_What you should do_: Print the records below exactly, leaving out nothing.

_Data for this exercise_:
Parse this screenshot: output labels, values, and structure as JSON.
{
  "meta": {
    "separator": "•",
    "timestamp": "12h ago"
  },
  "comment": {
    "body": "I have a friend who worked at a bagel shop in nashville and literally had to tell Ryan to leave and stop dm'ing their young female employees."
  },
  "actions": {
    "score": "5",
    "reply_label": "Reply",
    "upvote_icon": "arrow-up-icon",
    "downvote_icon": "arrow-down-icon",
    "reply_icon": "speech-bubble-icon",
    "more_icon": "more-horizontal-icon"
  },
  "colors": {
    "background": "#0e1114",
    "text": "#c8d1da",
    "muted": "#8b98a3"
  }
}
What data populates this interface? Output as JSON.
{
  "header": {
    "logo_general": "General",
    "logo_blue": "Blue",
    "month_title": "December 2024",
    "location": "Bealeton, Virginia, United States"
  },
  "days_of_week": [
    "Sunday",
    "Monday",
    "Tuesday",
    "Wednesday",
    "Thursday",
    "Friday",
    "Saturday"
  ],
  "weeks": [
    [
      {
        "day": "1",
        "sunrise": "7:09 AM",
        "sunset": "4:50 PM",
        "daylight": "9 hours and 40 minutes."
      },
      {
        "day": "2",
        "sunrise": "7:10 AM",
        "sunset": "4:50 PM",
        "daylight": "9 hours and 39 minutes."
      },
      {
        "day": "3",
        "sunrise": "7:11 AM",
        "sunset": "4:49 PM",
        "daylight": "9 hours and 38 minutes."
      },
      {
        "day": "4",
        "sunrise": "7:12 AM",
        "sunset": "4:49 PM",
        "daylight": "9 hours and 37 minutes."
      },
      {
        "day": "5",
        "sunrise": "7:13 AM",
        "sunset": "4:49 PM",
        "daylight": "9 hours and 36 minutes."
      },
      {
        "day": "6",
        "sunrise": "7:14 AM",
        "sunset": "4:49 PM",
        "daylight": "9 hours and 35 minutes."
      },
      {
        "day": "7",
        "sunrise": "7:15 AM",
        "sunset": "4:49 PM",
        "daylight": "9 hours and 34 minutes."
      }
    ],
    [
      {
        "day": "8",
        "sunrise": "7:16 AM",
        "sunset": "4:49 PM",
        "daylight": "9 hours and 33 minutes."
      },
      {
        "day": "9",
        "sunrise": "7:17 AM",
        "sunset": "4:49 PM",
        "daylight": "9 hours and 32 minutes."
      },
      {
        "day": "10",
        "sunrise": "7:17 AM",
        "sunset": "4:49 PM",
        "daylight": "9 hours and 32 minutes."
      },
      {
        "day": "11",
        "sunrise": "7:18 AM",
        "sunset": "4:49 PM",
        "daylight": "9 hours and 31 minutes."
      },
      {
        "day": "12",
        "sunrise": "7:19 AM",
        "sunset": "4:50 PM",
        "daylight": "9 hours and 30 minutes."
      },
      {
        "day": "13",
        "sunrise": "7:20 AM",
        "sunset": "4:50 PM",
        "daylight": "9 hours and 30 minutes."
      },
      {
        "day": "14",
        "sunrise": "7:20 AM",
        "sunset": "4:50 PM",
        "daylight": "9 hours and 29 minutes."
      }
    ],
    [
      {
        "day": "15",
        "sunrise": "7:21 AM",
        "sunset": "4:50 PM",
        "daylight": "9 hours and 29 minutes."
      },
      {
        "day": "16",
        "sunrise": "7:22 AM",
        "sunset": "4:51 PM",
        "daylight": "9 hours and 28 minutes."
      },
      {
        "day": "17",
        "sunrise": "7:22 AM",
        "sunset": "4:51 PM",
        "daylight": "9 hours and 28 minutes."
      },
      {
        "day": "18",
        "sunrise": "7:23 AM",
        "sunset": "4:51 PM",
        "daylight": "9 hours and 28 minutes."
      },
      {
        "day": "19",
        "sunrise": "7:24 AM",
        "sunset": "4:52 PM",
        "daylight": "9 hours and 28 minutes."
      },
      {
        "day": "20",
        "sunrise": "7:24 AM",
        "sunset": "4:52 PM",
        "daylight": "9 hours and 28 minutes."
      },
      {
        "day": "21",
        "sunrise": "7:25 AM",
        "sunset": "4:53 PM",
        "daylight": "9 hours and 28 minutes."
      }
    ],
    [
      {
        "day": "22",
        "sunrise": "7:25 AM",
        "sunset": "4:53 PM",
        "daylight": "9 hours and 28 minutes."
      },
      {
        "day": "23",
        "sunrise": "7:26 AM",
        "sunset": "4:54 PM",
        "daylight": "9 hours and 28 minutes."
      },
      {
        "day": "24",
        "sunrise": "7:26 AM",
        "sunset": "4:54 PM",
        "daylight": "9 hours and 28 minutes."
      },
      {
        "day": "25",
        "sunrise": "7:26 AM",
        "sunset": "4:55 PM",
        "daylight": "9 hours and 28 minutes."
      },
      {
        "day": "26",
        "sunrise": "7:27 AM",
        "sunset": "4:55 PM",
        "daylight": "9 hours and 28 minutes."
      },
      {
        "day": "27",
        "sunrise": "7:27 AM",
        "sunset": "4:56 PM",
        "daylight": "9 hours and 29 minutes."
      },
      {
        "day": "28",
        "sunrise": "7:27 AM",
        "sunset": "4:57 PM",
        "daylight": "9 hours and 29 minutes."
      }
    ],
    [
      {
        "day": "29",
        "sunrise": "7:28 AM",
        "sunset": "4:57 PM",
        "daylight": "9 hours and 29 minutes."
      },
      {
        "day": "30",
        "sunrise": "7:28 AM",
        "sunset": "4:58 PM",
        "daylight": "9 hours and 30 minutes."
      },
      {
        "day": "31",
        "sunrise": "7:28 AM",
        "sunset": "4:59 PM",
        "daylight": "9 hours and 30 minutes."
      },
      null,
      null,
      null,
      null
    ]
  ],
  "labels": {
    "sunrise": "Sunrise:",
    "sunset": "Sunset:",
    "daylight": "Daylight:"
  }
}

_Response to this exercise_:
Parse this screenshot: output labels, values, and structure as JSON.
{
  "meta": {
    "separator": "•",
    "timestamp": "12h ago"
  },
  "comment": {
    "body": "I have a friend who worked at a bagel shop in nashville and literally had to tell Ryan to leave and stop dm'ing their young female employees."
  },
  "actions": {
    "score": "5",
    "reply_label": "Reply",
    "upvote_icon": "arrow-up-icon",
    "downvote_icon": "arrow-down-icon",
    "reply_icon": "speech-bubble-icon",
    "more_icon": "more-horizontal-icon"
  },
  "colors": {
    "background": "#0e1114",
    "text": "#c8d1da",
    "muted": "#8b98a3"
  }
}
What data populates this interface? Output as JSON.
{
  "header": {
    "logo_general": "General",
    "logo_blue": "Blue",
    "month_title": "December 2024",
    "location": "Bealeton, Virginia, United States"
  },
  "days_of_week": [
    "Sunday",
    "Monday",
    "Tuesday",
    "Wednesday",
    "Thursday",
    "Friday",
    "Saturday"
  ],
  "weeks": [
    [
      {
        "day": "1",
        "sunrise": "7:09 AM",
        "sunset": "4:50 PM",
        "daylight": "9 hours and 40 minutes."
      },
      {
        "day": "2",
        "sunrise": "7:10 AM",
        "sunset": "4:50 PM",
        "daylight": "9 hours and 39 minutes."
      },
      {
        "day": "3",
        "sunrise": "7:11 AM",
        "sunset": "4:49 PM",
        "daylight": "9 hours and 38 minutes."
      },
      {
        "day": "4",
        "sunrise": "7:12 AM",
        "sunset": "4:49 PM",
        "daylight": "9 hours and 37 minutes."
      },
      {
        "day": "5",
        "sunrise": "7:13 AM",
        "sunset": "4:49 PM",
        "daylight": "9 hours and 36 minutes."
      },
      {
        "day": "6",
        "sunrise": "7:14 AM",
        "sunset": "4:49 PM",
        "daylight": "9 hours and 35 minutes."
      },
      {
        "day": "7",
        "sunrise": "7:15 AM",
        "sunset": "4:49 PM",
        "daylight": "9 hours and 34 minutes."
      }
    ],
    [
      {
        "day": "8",
        "sunrise": "7:16 AM",
        "sunset": "4:49 PM",
        "daylight": "9 hours and 33 minutes."
      },
      {
        "day": "9",
        "sunrise": "7:17 AM",
        "sunset": "4:49 PM",
        "daylight": "9 hours and 32 minutes."
      },
      {
        "day": "10",
        "sunrise": "7:17 AM",
        "sunset": "4:49 PM",
        "daylight": "9 hours and 32 minutes."
      },
      {
        "day": "11",
        "sunrise": "7:18 AM",
        "sunset": "4:49 PM",
        "daylight": "9 hours and 31 minutes."
      },
      {
        "day": "12",
        "sunrise": "7:19 AM",
        "sunset": "4:50 PM",
        "daylight": "9 hours and 30 minutes."
      },
      {
        "day": "13",
        "sunrise": "7:20 AM",
        "sunset": "4:50 PM",
        "daylight": "9 hours and 30 minutes."
      },
      {
        "day": "14",
        "sunrise": "7:20 AM",
        "sunset": "4:50 PM",
        "daylight": "9 hours and 29 minutes."
      }
    ],
    [
      {
        "day": "15",
        "sunrise": "7:21 AM",
        "sunset": "4:50 PM",
        "daylight": "9 hours and 29 minutes."
      },
      {
        "day": "16",
        "sunrise": "7:22 AM",
        "sunset": "4:51 PM",
        "daylight": "9 hours and 28 minutes."
      },
      {
        "day": "17",
        "sunrise": "7:22 AM",
        "sunset": "4:51 PM",
        "daylight": "9 hours and 28 minutes."
      },
      {
        "day": "18",
        "sunrise": "7:23 AM",
        "sunset": "4:51 PM",
        "daylight": "9 hours and 28 minutes."
      },
      {
        "day": "19",
        "sunrise": "7:24 AM",
        "sunset": "4:52 PM",
        "daylight": "9 hours and 28 minutes."
      },
      {
        "day": "20",
        "sunrise": "7:24 AM",
        "sunset": "4:52 PM",
        "daylight": "9 hours and 28 minutes."
      },
      {
        "day": "21",
        "sunrise": "7:25 AM",
        "sunset": "4:53 PM",
        "daylight": "9 hours and 28 minutes."
      }
    ],
    [
      {
        "day": "22",
        "sunrise": "7:25 AM",
        "sunset": "4:53 PM",
        "daylight": "9 hours and 28 minutes."
      },
      {
        "day": "23",
        "sunrise": "7:26 AM",
        "sunset": "4:54 PM",
        "daylight": "9 hours and 28 minutes."
      },
      {
        "day": "24",
        "sunrise": "7:26 AM",
        "sunset": "4:54 PM",
        "daylight": "9 hours and 28 minutes."
      },
      {
        "day": "25",
        "sunrise": "7:26 AM",
        "sunset": "4:55 PM",
        "daylight": "9 hours and 28 minutes."
      },
      {
        "day": "26",
        "sunrise": "7:27 AM",
        "sunset": "4:55 PM",
        "daylight": "9 hours and 28 minutes."
      },
      {
        "day": "27",
        "sunrise": "7:27 AM",
        "sunset": "4:56 PM",
        "daylight": "9 hours and 29 minutes."
      },
      {
        "day": "28",
        "sunrise": "7:27 AM",
        "sunset": "4:57 PM",
        "daylight": "9 hours and 29 minutes."
      }
    ],
    [
      {
        "day": "29",
        "sunrise": "7:28 AM",
        "sunset": "4:57 PM",
        "daylight": "9 hours and 29 minutes."
      },
      {
        "day": "30",
        "sunrise": "7:28 AM",
        "sunset": "4:58 PM",
        "daylight": "9 hours and 30 minutes."
      },
      {
        "day": "31",
        "sunrise": "7:28 AM",
        "sunset": "4:59 PM",
        "daylight": "9 hours and 30 minutes."
      },
      null,
      null,
      null,
      null
    ]
  ],
  "labels": {
    "sunrise": "Sunrise:",
    "sunset": "Sunset:",
    "daylight": "Daylight:"
  }
}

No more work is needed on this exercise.